→ **DATA FOR THIS TASK**
BEGIN
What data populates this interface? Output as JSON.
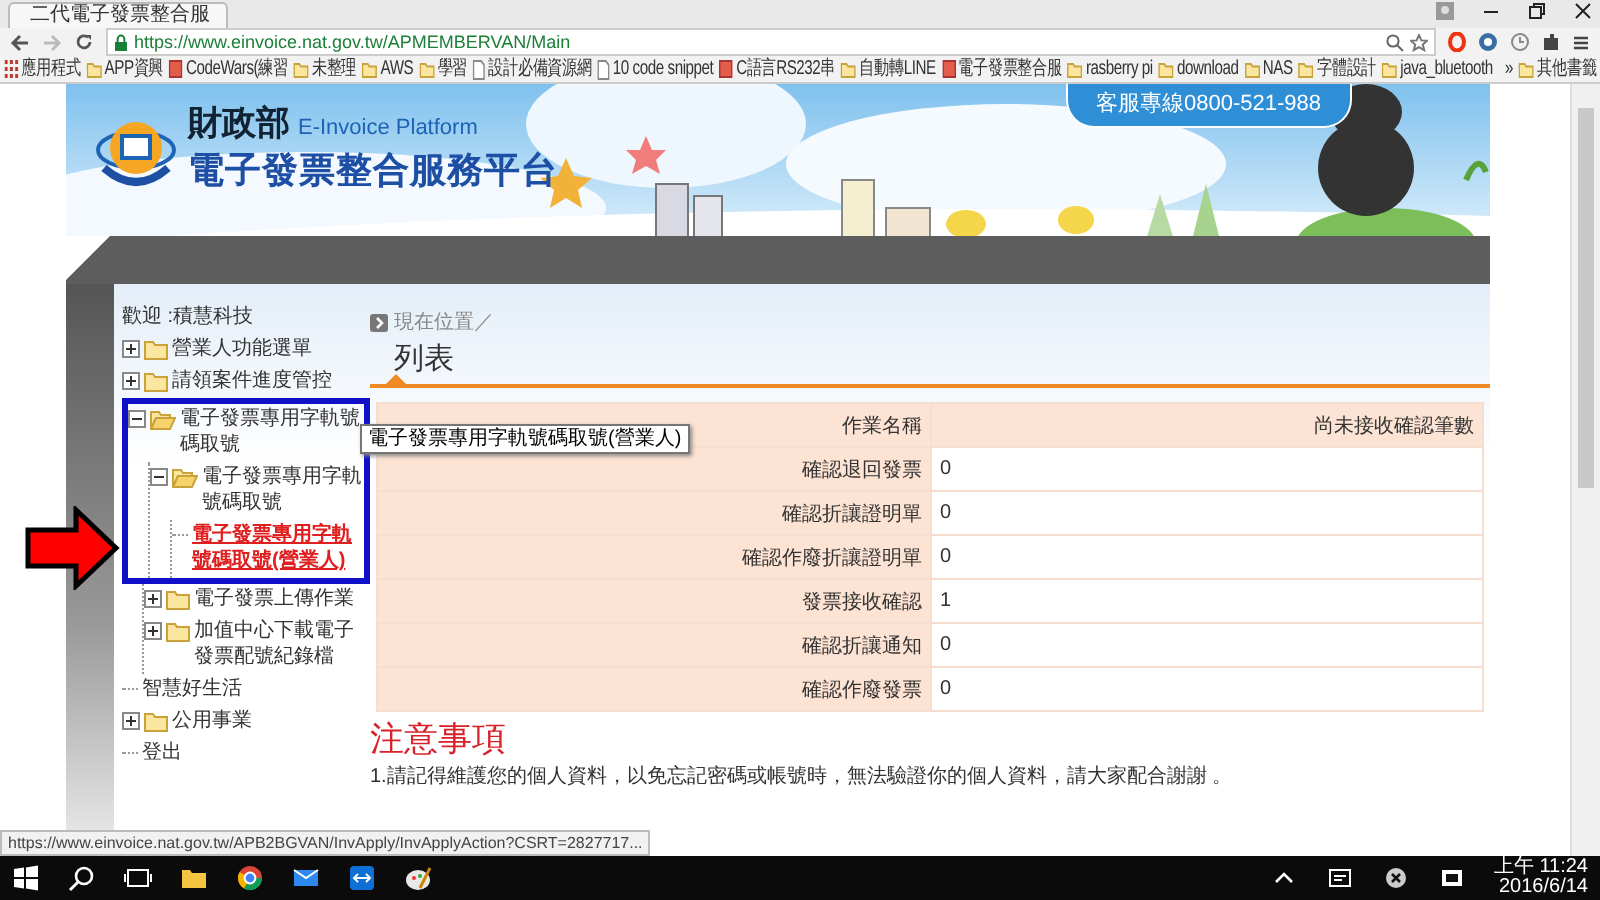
{
  "browser": {
    "tab": {
      "title": "二代電子發票整合服"
    },
    "address": "https://www.einvoice.nat.gov.tw/APMEMBERVAN/Main",
    "bookmarks": [
      {
        "kind": "apps",
        "label": "應用程式"
      },
      {
        "kind": "folder",
        "label": "APP資興"
      },
      {
        "kind": "site",
        "label": "CodeWars(練習"
      },
      {
        "kind": "folder",
        "label": "未整理"
      },
      {
        "kind": "folder",
        "label": "AWS"
      },
      {
        "kind": "folder",
        "label": "學習"
      },
      {
        "kind": "page",
        "label": "設計必備資源網"
      },
      {
        "kind": "page",
        "label": "10 code snippet"
      },
      {
        "kind": "site",
        "label": "C語言RS232串"
      },
      {
        "kind": "folder",
        "label": "自動轉LINE"
      },
      {
        "kind": "site",
        "label": "電子發票整合服"
      },
      {
        "kind": "folder",
        "label": "rasberry pi"
      },
      {
        "kind": "folder",
        "label": "download"
      },
      {
        "kind": "folder",
        "label": "NAS"
      },
      {
        "kind": "folder",
        "label": "字體設計"
      },
      {
        "kind": "folder",
        "label": "java_bluetooth"
      }
    ],
    "more": "»",
    "other_bookmarks": "其他書籤"
  },
  "banner": {
    "agency": "財政部",
    "platform": "E-Invoice Platform",
    "title": "電子發票整合服務平台",
    "hotline": "客服專線0800-521-988"
  },
  "sidebar": {
    "welcome": "歡迎 :積慧科技",
    "items": [
      {
        "kind": "folder",
        "label": "營業人功能選單",
        "expanded": false,
        "selected": false,
        "highlighted": false
      },
      {
        "kind": "folder",
        "label": "請領案件進度管控",
        "expanded": false,
        "selected": false,
        "highlighted": false
      },
      {
        "kind": "folder",
        "label": "電子發票專用字軌號碼取號",
        "expanded": true,
        "selected": false,
        "highlighted": true,
        "children": [
          {
            "kind": "folder",
            "label": "電子發票專用字軌號碼取號",
            "expanded": true,
            "selected": false,
            "highlighted": false,
            "children": [
              {
                "kind": "leaf",
                "label": "電子發票專用字軌號碼取號(營業人)",
                "selected": true,
                "highlighted": false
              }
            ]
          },
          {
            "kind": "folder",
            "label": "電子發票上傳作業",
            "expanded": false,
            "selected": false,
            "highlighted": false
          },
          {
            "kind": "folder",
            "label": "加值中心下載電子發票配號紀錄檔",
            "expanded": false,
            "selected": false,
            "highlighted": false
          }
        ]
      },
      {
        "kind": "leaf",
        "label": "智慧好生活",
        "selected": false,
        "highlighted": false
      },
      {
        "kind": "folder",
        "label": "公用事業",
        "expanded": false,
        "selected": false,
        "highlighted": false
      },
      {
        "kind": "leaf",
        "label": "登出",
        "selected": false,
        "highlighted": false
      }
    ]
  },
  "tooltip": "電子發票專用字軌號碼取號(營業人)",
  "main": {
    "breadcrumb": "現在位置／",
    "heading": "列表",
    "table": {
      "columns": [
        "作業名稱",
        "尚未接收確認筆數"
      ],
      "rows": [
        {
          "name": "確認退回發票",
          "count": "0"
        },
        {
          "name": "確認折讓證明單",
          "count": "0"
        },
        {
          "name": "確認作廢折讓證明單",
          "count": "0"
        },
        {
          "name": "發票接收確認",
          "count": "1"
        },
        {
          "name": "確認折讓通知",
          "count": "0"
        },
        {
          "name": "確認作廢發票",
          "count": "0"
        }
      ]
    },
    "notice_title": "注意事項",
    "notices": [
      "1.請記得維護您的個人資料，以免忘記密碼或帳號時，無法驗證你的個人資料，請大家配合謝謝 。"
    ]
  },
  "status_bar": "https://www.einvoice.nat.gov.tw/APB2BGVAN/InvApply/InvApplyAction?CSRT=2827717...",
  "taskbar": {
    "time": "上午 11:24",
    "date": "2016/6/14"
  }
}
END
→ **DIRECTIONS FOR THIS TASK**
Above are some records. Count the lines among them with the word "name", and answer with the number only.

→ **COMPLETED EXERCISE**
6